|Robert Charles Reuland|
November 1, 1963 |
|Occupation||Novelist, Criminal Lawyer|
|Genre||Literary fiction, Crime fiction|
Robert Charles Reuland (born 1963) is an American novelist and attorney.
Reuland commenced his legal career in 1990 in Manhattan. Since 2001 Reuland has had a parallel career as a novelist. He is the author of two published novels, Hollowpoint (Random House 2001) and Semiautomatic (Random House 2004). Both books are set in the Brooklyn D.A.’s office, where Reuland worked an assistant district attorney between 1996 and 2001.
Reuland’s hard-edged but elegant writing is known for its gritty realism and has drawn praise from Dennis Lehane, Alan Furst, and George Pelecanos. A reviewer for the Washington Post referred to Semiautomatic as “the best-written legal thriller I’ve ever read, hands down.” The New York Times said Hollowpoint "may just keep you up all night . . . Sometimes a murder story is just a murder story, but this is not one of those times." Marilyn Stasio of the New York Times called Reuland "a daring writer." Of Reuland's second novel, "Semiautomatic," Kirkus, in a starred review wrote, "Reuland is a real-life ADA, and if he prosecutes as effectively as he writes, Brooklyn is a lucky borough."

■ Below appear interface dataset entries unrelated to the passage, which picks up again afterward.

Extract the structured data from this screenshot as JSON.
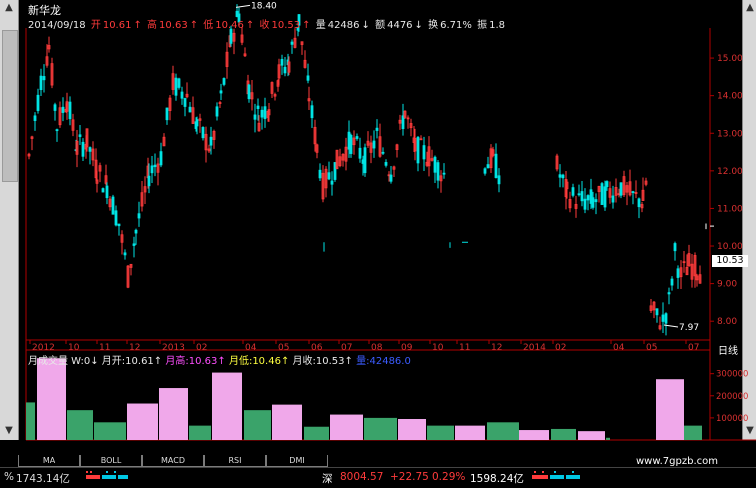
{
  "stock": {
    "name": "新华龙"
  },
  "header": {
    "date": "2014/09/18",
    "open_label": "开",
    "open": "10.61",
    "high_label": "高",
    "high": "10.63",
    "low_label": "低",
    "low": "10.46",
    "close_label": "收",
    "close": "10.53",
    "vol_label": "量",
    "vol": "42486",
    "amt_label": "额",
    "amt": "4476",
    "turnover_label": "换",
    "turnover": "6.71%",
    "amp_label": "振",
    "amp": "1.8"
  },
  "price_axis": {
    "labels": [
      "15.00",
      "14.00",
      "13.00",
      "12.00",
      "11.00",
      "10.00",
      "9.00",
      "8.00"
    ],
    "current": "10.53"
  },
  "annotations": {
    "max": "18.40",
    "min": "7.97"
  },
  "time_axis": [
    "2012",
    "10",
    "11",
    "12",
    "2013",
    "02",
    "04",
    "05",
    "06",
    "07",
    "08",
    "09",
    "10",
    "11",
    "12",
    "2014",
    "02",
    "04",
    "05",
    "07"
  ],
  "period_label": "日线",
  "volume_panel": {
    "legend_prefix": "月成交量 W:0",
    "open_label": "月开:10.61",
    "high_label": "月高:10.63",
    "low_label": "月低:10.46",
    "close_label": "月收:10.53",
    "vol_label": "量:42486.0",
    "axis_labels": [
      "300000",
      "200000",
      "100000"
    ]
  },
  "tabs": [
    "MA",
    "BOLL",
    "MACD",
    "RSI",
    "DMI"
  ],
  "status": {
    "left_pct": "%",
    "left_amount": "1743.14亿",
    "market_name": "深",
    "index_value": "8004.57",
    "index_change": "+22.75",
    "index_pct": "0.29%",
    "market_amount": "1598.24亿"
  },
  "watermark": "www.7gpzb.com",
  "colors": {
    "up": "#ff3b3b",
    "down": "#00e4e4",
    "ma": "#ffffff",
    "vol_up": "#f0a8ea",
    "vol_down": "#3aa36a"
  },
  "chart_data": {
    "type": "candlestick",
    "price_range": [
      7.5,
      15.8
    ],
    "monthly_volume": [
      170000,
      370000,
      135000,
      80000,
      165000,
      235000,
      65000,
      305000,
      135000,
      160000,
      60000,
      115000,
      100000,
      95000,
      65000,
      65000,
      80000,
      45000,
      50000,
      40000,
      10000,
      275000,
      65000
    ]
  }
}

Reuland gained additional national notoriety in 2001 when fired from his position in the Brooklyn D.A.’s office shortly after the publication of his first book, Hollowpoint. Reuland brought a federal lawsuit claiming infringement of his First Amendment rights and prevailed after trial in 2004.
Upon leaving the D.A.'s Office in 2001, Reuland established himself in private practice specializing in homicide defense.
The Brooklyn/Giobberti novels
- Author Website
- Law Firm Website
- Martindale listing
- New York Times Review of "Hollowpoint"
- New York Book Review of "Hollowpoint"
- January Magazine Review of "Semiautomatic"
- Kirkus Review (starred) of "Semiautomatic"
- "A Crime-Writing Prosecutor Finds Success and Loses Job" New York Times
- Ex-Prosecutor Won’t be Watching ‘Brooklyn DA’
- New York Times Public Lives
- "End of Book Battle for District Attorney" New York Times
- "Facebook Status Update Provides Alibi" CNN